Tenant Fees Bill – what you need to know about the Government amendments
The Government has proposed amendments to the Tenant Fees Bill, which is currently being debated in the House of Lords. The amendments are due to be debated in the Lords on Tuesday 11 December.
The main amendments which affect landlords are:
The maximum security deposit being limited to five weeks’ – rather than six weeks’ – rent, for tenancies less than £50,000 per year (and remain six weeks for tenancies above this threshold).
The Government’s original proposal was for the security deposit to be capped at four weeks’ rent; we campaigned for this to be increased to six weeks to allow flexibility. Our research shows that landlords who hold a deposit currently ask for an average of 4.8 weeks’ rent, and so many will be unaffected by the change. However, we remain concerned that the lower limit will affect the ability of tenants who have a higher risk profile, for example if they own pets or have a poor credit rating, to agree a tenancy. We have expressed our concerns to the Government and will continue to push for changes to enable landlords to manage risks effectively.
The ‘default fees’ or permitted payments where costs arise from a fault of a tenant have been limited to instances where tenants have lost a key or other security device, or where a tenant is at least two weeks late in paying their rent.
Where there are further contractual breaches, landlords will be able to charge for damages, however if a tenant fails to pay, the landlord will either need to pursue this claim in court or make a claim against the security deposit via their deposit protection scheme. There remains a clause in the Bill for the Government to amend the list of permitted payments in the future, without needing to go back to Parliament.
A number of amendments related to holding deposits, taken before a tenancy begins.
- Landlords and agents are only allowed to take one holding deposit for a property at any one time. They must pay the first prospective tenant’s deposit back in full before taking a second holding deposit (unless allowed to retain the deposit e.g. because the tenant chooses not to enter into the tenancy, or provides false information).
- Where landlords and agents do retain a deposit, they must explain to the tenant in writing why they are doing so.
- If there is the right to retain the deposit, but the tenancy is still entered into, it must be returned to the tenant.

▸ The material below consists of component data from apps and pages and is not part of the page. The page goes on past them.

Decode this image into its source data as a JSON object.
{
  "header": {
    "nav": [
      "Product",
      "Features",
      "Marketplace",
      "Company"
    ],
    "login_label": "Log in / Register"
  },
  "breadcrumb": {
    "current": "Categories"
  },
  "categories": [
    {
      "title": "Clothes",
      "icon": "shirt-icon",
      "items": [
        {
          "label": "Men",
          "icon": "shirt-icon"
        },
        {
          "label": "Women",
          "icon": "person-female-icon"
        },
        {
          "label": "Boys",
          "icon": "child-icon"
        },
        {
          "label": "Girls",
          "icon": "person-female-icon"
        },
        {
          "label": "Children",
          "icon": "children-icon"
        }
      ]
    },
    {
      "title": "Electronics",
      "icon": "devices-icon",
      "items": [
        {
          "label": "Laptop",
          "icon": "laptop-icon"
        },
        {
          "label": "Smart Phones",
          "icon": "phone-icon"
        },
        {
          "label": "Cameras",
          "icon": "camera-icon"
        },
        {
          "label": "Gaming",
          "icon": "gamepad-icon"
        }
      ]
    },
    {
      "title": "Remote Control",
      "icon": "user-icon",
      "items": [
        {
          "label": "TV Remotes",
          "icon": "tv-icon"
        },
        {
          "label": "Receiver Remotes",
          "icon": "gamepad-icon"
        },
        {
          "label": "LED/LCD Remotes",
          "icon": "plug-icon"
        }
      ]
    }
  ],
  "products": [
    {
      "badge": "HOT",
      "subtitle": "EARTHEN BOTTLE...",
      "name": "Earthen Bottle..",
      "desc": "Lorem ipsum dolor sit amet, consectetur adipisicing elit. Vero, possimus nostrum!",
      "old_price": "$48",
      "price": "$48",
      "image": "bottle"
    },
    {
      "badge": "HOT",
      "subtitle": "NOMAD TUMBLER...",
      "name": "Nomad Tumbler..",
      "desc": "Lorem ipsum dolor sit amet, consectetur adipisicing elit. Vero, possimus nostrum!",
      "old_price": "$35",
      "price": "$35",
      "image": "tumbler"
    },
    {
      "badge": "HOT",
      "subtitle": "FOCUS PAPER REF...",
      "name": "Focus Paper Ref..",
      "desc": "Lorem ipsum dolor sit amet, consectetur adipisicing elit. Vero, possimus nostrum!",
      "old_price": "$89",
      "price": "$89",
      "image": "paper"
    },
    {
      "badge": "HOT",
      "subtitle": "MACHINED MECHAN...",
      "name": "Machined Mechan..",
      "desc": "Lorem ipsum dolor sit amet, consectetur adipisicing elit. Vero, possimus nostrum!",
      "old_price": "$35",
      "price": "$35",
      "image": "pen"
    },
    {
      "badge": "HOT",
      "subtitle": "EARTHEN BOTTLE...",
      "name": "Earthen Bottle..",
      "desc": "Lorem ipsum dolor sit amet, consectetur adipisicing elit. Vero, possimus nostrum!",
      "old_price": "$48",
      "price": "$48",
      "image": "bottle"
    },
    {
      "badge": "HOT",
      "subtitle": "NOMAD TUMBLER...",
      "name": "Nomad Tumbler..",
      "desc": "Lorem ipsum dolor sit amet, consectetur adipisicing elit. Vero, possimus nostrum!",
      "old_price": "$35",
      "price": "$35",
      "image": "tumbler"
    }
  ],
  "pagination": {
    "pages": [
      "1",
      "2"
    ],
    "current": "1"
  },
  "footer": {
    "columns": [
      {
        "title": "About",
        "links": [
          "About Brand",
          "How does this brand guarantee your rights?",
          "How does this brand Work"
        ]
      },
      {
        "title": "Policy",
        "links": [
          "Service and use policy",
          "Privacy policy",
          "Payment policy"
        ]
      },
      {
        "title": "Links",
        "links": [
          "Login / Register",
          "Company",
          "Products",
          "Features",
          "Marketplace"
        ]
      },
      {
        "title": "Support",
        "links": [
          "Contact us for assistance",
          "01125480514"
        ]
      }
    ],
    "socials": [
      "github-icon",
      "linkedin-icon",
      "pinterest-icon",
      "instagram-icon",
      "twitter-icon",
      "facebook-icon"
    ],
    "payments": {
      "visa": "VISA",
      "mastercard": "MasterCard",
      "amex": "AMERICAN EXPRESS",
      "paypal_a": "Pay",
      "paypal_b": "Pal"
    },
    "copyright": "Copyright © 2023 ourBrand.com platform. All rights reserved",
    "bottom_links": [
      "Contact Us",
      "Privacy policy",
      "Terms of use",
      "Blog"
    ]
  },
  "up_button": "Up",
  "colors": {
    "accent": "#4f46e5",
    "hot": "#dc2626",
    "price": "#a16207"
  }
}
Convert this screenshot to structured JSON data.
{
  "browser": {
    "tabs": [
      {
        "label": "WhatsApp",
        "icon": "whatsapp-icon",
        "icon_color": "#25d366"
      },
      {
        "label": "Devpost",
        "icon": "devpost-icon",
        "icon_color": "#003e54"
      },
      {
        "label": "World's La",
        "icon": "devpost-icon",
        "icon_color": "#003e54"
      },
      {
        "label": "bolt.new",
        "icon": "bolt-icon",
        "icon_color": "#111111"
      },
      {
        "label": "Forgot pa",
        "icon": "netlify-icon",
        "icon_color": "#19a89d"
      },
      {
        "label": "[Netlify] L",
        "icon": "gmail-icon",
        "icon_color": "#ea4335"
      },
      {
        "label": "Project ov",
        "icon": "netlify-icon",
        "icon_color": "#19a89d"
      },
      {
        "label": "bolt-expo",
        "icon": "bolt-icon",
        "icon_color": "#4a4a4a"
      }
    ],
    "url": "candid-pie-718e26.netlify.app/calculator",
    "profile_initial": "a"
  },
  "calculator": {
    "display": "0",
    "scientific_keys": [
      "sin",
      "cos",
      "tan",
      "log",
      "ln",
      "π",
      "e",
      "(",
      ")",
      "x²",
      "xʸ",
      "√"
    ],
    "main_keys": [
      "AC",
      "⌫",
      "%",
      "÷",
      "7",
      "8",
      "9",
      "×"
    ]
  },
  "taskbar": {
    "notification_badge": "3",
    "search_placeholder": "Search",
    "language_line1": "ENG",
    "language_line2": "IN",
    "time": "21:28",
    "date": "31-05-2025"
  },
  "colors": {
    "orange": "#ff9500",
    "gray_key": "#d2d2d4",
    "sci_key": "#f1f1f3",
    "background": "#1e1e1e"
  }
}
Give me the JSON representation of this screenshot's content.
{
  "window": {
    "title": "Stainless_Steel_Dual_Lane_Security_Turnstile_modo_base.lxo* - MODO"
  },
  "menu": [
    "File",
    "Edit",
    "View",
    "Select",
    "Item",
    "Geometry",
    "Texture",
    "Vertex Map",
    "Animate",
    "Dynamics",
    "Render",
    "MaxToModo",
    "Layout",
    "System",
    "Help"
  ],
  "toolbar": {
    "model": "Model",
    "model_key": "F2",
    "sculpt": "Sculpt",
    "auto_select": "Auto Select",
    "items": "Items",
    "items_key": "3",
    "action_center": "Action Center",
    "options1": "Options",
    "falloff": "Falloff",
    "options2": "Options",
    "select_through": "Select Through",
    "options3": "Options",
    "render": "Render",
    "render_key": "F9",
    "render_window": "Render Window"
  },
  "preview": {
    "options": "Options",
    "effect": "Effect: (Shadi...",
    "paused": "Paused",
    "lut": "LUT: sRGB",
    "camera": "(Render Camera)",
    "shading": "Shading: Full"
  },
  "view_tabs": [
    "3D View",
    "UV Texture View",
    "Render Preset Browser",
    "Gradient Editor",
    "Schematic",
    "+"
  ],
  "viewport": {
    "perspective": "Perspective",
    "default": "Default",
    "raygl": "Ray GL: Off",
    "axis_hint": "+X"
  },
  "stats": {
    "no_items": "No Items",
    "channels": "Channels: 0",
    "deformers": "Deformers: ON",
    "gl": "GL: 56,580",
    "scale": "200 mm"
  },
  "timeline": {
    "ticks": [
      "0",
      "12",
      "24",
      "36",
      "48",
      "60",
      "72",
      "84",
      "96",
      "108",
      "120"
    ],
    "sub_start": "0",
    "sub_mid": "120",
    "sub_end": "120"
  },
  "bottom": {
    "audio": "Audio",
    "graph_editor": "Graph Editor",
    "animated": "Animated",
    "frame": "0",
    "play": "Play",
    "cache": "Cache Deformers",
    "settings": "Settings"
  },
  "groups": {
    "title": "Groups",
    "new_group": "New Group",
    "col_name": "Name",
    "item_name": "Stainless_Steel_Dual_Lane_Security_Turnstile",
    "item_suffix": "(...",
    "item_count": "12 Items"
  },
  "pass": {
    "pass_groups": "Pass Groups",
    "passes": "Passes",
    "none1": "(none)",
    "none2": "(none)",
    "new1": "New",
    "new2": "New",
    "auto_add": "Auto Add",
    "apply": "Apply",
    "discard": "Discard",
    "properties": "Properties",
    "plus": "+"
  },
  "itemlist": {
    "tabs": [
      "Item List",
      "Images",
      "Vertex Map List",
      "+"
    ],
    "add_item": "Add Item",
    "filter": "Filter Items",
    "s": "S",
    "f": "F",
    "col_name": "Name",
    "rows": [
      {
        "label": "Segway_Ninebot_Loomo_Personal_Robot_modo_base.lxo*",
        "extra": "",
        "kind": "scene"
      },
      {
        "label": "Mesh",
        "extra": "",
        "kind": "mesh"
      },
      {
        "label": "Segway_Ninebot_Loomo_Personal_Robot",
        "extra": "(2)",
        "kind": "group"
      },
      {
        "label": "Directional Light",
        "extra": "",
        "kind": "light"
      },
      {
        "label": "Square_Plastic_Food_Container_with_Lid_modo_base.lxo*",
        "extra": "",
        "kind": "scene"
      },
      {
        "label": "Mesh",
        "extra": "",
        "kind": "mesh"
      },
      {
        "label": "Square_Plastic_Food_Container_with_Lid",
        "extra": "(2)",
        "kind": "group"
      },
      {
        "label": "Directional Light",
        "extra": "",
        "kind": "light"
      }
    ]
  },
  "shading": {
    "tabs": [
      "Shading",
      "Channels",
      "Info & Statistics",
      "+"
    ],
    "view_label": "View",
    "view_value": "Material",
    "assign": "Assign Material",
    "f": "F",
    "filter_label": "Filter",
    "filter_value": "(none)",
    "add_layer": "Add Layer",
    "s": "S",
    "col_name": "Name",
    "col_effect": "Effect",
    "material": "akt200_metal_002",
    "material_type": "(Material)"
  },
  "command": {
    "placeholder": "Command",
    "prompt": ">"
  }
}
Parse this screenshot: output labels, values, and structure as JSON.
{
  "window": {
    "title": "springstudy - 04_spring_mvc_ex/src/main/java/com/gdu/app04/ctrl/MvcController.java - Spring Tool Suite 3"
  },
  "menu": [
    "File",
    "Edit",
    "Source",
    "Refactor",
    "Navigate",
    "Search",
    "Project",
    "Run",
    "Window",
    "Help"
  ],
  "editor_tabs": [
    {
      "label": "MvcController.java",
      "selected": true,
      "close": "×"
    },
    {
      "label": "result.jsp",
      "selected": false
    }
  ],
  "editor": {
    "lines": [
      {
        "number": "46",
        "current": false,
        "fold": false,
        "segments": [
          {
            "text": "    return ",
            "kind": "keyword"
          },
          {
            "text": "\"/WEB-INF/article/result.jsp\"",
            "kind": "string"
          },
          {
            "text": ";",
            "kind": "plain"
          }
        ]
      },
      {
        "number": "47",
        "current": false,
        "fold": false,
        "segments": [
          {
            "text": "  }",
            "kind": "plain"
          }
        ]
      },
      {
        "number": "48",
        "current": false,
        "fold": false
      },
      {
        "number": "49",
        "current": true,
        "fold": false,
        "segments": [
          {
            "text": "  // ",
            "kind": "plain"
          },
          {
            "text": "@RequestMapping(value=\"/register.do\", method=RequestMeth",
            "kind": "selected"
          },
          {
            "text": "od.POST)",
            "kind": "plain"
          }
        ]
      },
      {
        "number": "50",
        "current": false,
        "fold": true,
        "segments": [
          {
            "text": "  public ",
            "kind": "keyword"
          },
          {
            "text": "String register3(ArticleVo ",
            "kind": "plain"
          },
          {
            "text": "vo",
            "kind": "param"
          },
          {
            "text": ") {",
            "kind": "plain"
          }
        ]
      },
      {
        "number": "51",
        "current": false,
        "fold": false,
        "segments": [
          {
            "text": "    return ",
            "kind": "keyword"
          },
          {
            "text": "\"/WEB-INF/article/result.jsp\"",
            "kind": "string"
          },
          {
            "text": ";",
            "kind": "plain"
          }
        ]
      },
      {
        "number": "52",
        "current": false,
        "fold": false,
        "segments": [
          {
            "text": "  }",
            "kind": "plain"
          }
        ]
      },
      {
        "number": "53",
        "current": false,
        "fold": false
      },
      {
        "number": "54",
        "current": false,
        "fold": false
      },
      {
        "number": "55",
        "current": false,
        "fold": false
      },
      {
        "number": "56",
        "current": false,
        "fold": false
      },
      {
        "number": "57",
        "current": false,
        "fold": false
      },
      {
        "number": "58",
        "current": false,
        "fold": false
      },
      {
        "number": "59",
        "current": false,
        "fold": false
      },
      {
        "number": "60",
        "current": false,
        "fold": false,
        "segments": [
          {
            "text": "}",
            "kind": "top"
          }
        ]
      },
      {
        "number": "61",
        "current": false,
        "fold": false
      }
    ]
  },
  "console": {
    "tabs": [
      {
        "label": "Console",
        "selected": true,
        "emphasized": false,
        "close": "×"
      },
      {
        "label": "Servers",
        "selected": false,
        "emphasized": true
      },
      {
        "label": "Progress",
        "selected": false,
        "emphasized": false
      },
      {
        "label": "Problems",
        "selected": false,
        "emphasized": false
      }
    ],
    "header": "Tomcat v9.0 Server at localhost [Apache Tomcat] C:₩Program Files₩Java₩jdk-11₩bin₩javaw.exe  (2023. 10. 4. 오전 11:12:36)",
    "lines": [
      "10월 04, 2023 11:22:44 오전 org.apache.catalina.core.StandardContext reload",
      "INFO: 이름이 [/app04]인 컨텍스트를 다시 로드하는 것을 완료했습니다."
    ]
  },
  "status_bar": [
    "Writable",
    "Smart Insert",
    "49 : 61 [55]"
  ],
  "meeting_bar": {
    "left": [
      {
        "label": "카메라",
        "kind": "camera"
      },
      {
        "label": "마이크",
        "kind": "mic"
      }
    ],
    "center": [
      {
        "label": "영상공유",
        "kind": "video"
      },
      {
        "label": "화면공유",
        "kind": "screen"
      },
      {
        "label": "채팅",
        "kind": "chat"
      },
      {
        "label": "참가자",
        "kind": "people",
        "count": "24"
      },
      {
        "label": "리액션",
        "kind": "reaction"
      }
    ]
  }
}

- The holding deposit must also be refunded if a requirement is imposed which breaches the ban or if the landlord or tenant behaves in an unreasonable manner, so that the tenant cannot be reasonably expected to enter into the tenancy.
Other amendments proposed
The Government has proposed amendments in relation to client money protection (CMP), including ensuring that deposits protected in an approved tenancy deposit scheme are not required to also be protected under CMP.
They have also proposed excluding Homeshare schemes and local authorities and the Greater London Authority where they are acting on behalf of a tenant from the scope of the Bill. The latter is to allow local authorities to continue to make payments in connection with a tenancy where they are acting on behalf of a tenant or guaranteeing their rent – particularly to support local authorities to undertake their duties to prevent homelessness.
The proposed amendments to the Bill will be debated in the House of Lords on Tuesday 11 December. The Bill will need to return to the Lords again before being considered for approval in the Commons at some point in the new year, dependent on Parliamentary time.